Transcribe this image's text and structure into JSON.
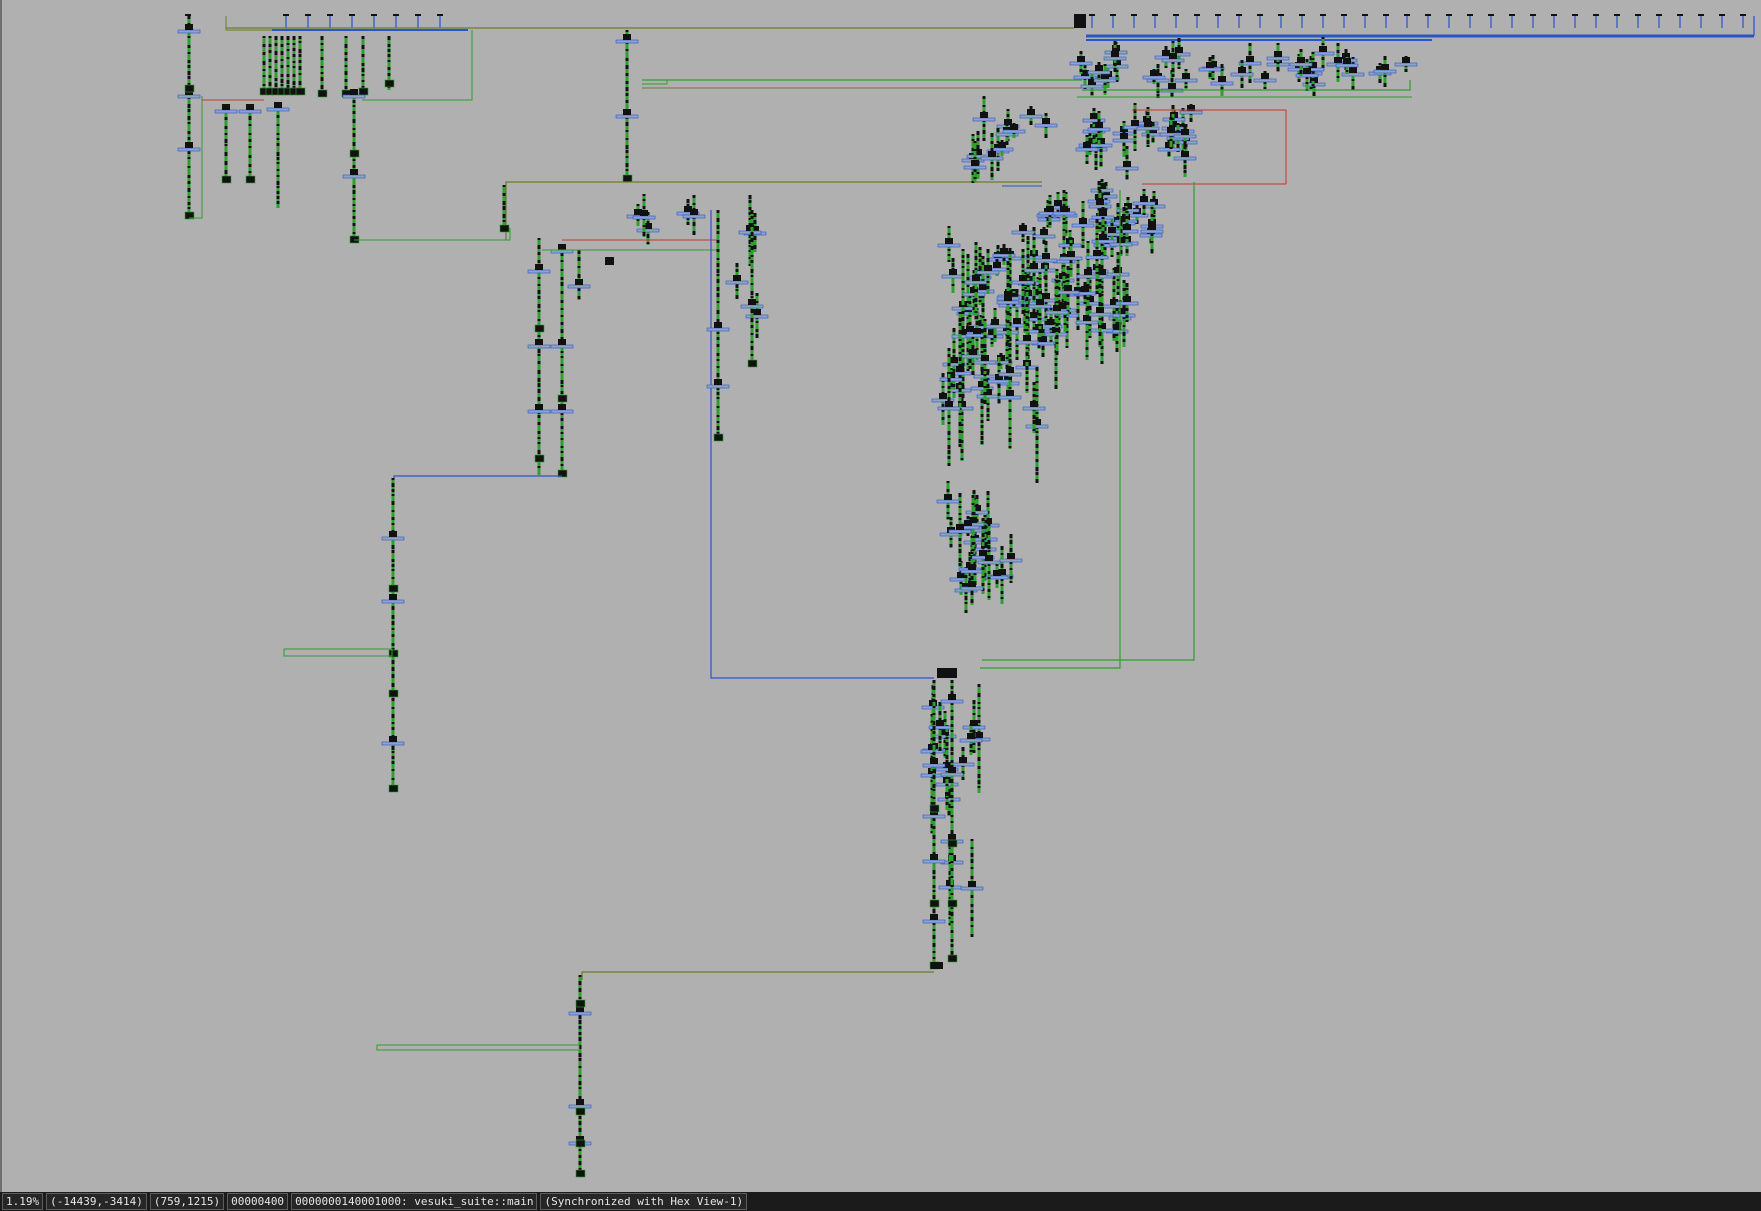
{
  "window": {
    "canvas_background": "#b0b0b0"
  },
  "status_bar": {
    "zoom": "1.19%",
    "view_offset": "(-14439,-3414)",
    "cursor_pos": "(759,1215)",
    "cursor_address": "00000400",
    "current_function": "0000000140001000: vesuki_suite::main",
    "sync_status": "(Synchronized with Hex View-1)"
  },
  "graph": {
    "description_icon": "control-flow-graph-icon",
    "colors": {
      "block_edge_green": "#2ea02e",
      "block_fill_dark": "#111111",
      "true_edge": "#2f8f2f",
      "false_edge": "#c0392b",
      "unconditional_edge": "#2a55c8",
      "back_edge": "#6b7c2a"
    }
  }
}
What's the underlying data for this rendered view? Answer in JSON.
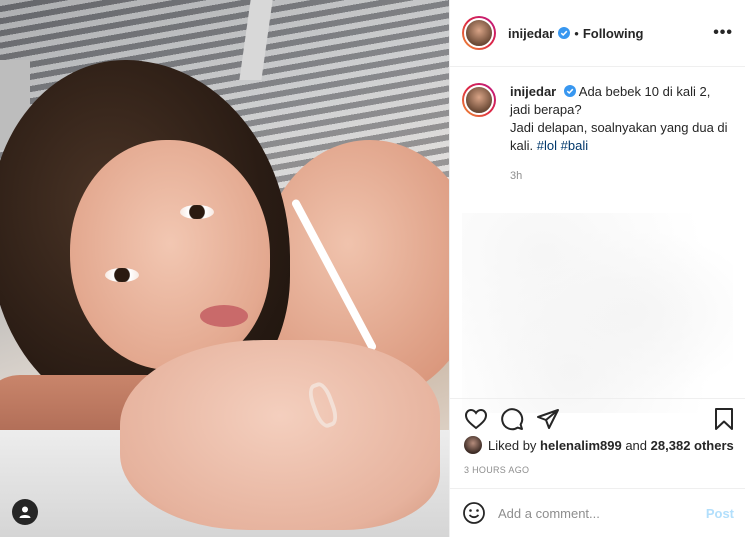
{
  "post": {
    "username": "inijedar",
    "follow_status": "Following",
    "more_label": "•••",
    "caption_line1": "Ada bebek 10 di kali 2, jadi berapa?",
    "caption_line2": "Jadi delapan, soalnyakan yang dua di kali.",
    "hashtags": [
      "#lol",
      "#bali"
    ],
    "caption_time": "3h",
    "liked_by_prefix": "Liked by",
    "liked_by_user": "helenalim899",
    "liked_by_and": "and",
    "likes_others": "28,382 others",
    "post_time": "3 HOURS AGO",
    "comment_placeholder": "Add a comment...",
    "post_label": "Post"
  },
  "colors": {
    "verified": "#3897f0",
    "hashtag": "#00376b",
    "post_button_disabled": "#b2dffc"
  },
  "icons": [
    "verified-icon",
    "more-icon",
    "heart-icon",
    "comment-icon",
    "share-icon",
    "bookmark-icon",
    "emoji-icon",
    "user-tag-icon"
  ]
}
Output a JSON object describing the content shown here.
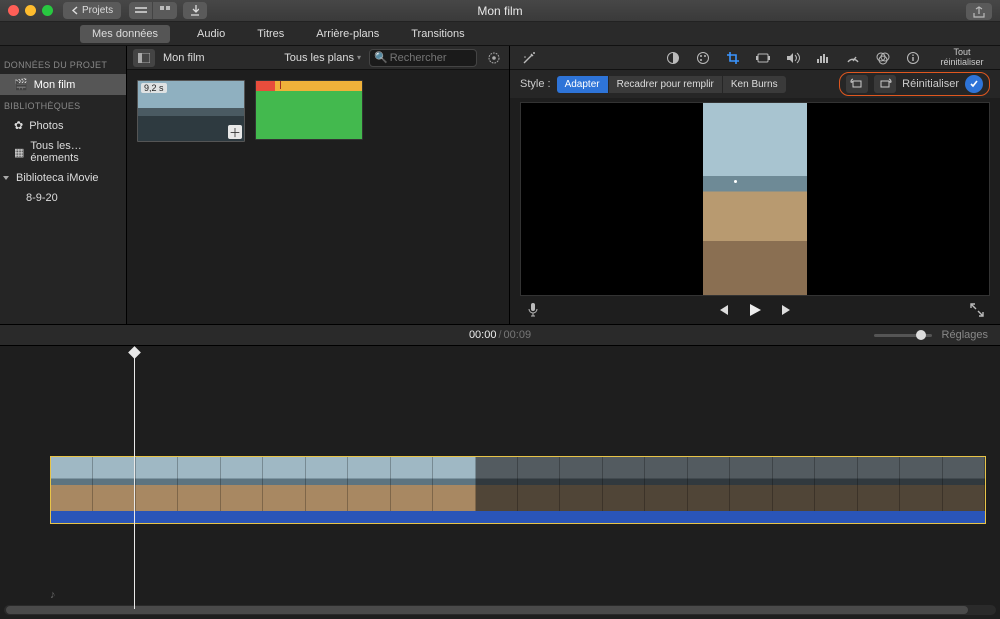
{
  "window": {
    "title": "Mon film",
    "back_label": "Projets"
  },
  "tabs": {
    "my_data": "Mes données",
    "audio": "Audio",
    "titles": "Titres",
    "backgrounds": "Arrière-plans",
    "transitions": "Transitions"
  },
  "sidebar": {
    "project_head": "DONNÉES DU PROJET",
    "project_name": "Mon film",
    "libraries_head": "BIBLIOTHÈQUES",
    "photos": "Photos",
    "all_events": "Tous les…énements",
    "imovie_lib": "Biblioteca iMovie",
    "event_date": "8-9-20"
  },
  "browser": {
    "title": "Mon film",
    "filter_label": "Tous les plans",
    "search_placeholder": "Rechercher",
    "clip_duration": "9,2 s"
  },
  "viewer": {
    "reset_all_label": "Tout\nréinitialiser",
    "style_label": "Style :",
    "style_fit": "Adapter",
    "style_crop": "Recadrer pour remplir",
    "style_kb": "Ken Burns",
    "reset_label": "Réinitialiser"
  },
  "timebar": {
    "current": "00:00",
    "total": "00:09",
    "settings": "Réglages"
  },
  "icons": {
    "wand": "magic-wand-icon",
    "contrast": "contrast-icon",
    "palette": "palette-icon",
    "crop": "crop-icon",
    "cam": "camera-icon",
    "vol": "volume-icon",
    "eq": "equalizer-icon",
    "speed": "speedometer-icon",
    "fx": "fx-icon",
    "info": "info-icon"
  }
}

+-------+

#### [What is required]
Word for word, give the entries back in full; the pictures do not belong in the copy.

#### [The completed task]
Transcribe this image's text and structure into JSON.
{
  "window": {
    "canvas_background": "#b0b0b0"
  },
  "status_bar": {
    "zoom": "1.19%",
    "view_offset": "(-14439,-3414)",
    "cursor_pos": "(759,1215)",
    "cursor_address": "00000400",
    "current_function": "0000000140001000: vesuki_suite::main",
    "sync_status": "(Synchronized with Hex View-1)"
  },
  "graph": {
    "description_icon": "control-flow-graph-icon",
    "colors": {
      "block_edge_green": "#2ea02e",
      "block_fill_dark": "#111111",
      "true_edge": "#2f8f2f",
      "false_edge": "#c0392b",
      "unconditional_edge": "#2a55c8",
      "back_edge": "#6b7c2a"
    }
  }
}
What's the underlying data for this rendered view? Answer in JSON.
{
  "post": {
    "username": "inijedar",
    "follow_status": "Following",
    "more_label": "•••",
    "caption_line1": "Ada bebek 10 di kali 2, jadi berapa?",
    "caption_line2": "Jadi delapan, soalnyakan yang dua di kali.",
    "hashtags": [
      "#lol",
      "#bali"
    ],
    "caption_time": "3h",
    "liked_by_prefix": "Liked by",
    "liked_by_user": "helenalim899",
    "liked_by_and": "and",
    "likes_others": "28,382 others",
    "post_time": "3 HOURS AGO",
    "comment_placeholder": "Add a comment...",
    "post_label": "Post"
  },
  "colors": {
    "verified": "#3897f0",
    "hashtag": "#00376b",
    "post_button_disabled": "#b2dffc"
  },
  "icons": [
    "verified-icon",
    "more-icon",
    "heart-icon",
    "comment-icon",
    "share-icon",
    "bookmark-icon",
    "emoji-icon",
    "user-tag-icon"
  ]
}
Output a JSON object describing the content shown here.
{
  "window": {
    "title": "Mon film",
    "back_label": "Projets"
  },
  "tabs": {
    "my_data": "Mes données",
    "audio": "Audio",
    "titles": "Titres",
    "backgrounds": "Arrière-plans",
    "transitions": "Transitions"
  },
  "sidebar": {
    "project_head": "DONNÉES DU PROJET",
    "project_name": "Mon film",
    "libraries_head": "BIBLIOTHÈQUES",
    "photos": "Photos",
    "all_events": "Tous les…énements",
    "imovie_lib": "Biblioteca iMovie",
    "event_date": "8-9-20"
  },
  "browser": {
    "title": "Mon film",
    "filter_label": "Tous les plans",
    "search_placeholder": "Rechercher",
    "clip_duration": "9,2 s"
  },
  "viewer": {
    "reset_all_label": "Tout\nréinitialiser",
    "style_label": "Style :",
    "style_fit": "Adapter",
    "style_crop": "Recadrer pour remplir",
    "style_kb": "Ken Burns",
    "reset_label": "Réinitialiser"
  },
  "timebar": {
    "current": "00:00",
    "total": "00:09",
    "settings": "Réglages"
  },
  "icons": {
    "wand": "magic-wand-icon",
    "contrast": "contrast-icon",
    "palette": "palette-icon",
    "crop": "crop-icon",
    "cam": "camera-icon",
    "vol": "volume-icon",
    "eq": "equalizer-icon",
    "speed": "speedometer-icon",
    "fx": "fx-icon",
    "info": "info-icon"
  }
}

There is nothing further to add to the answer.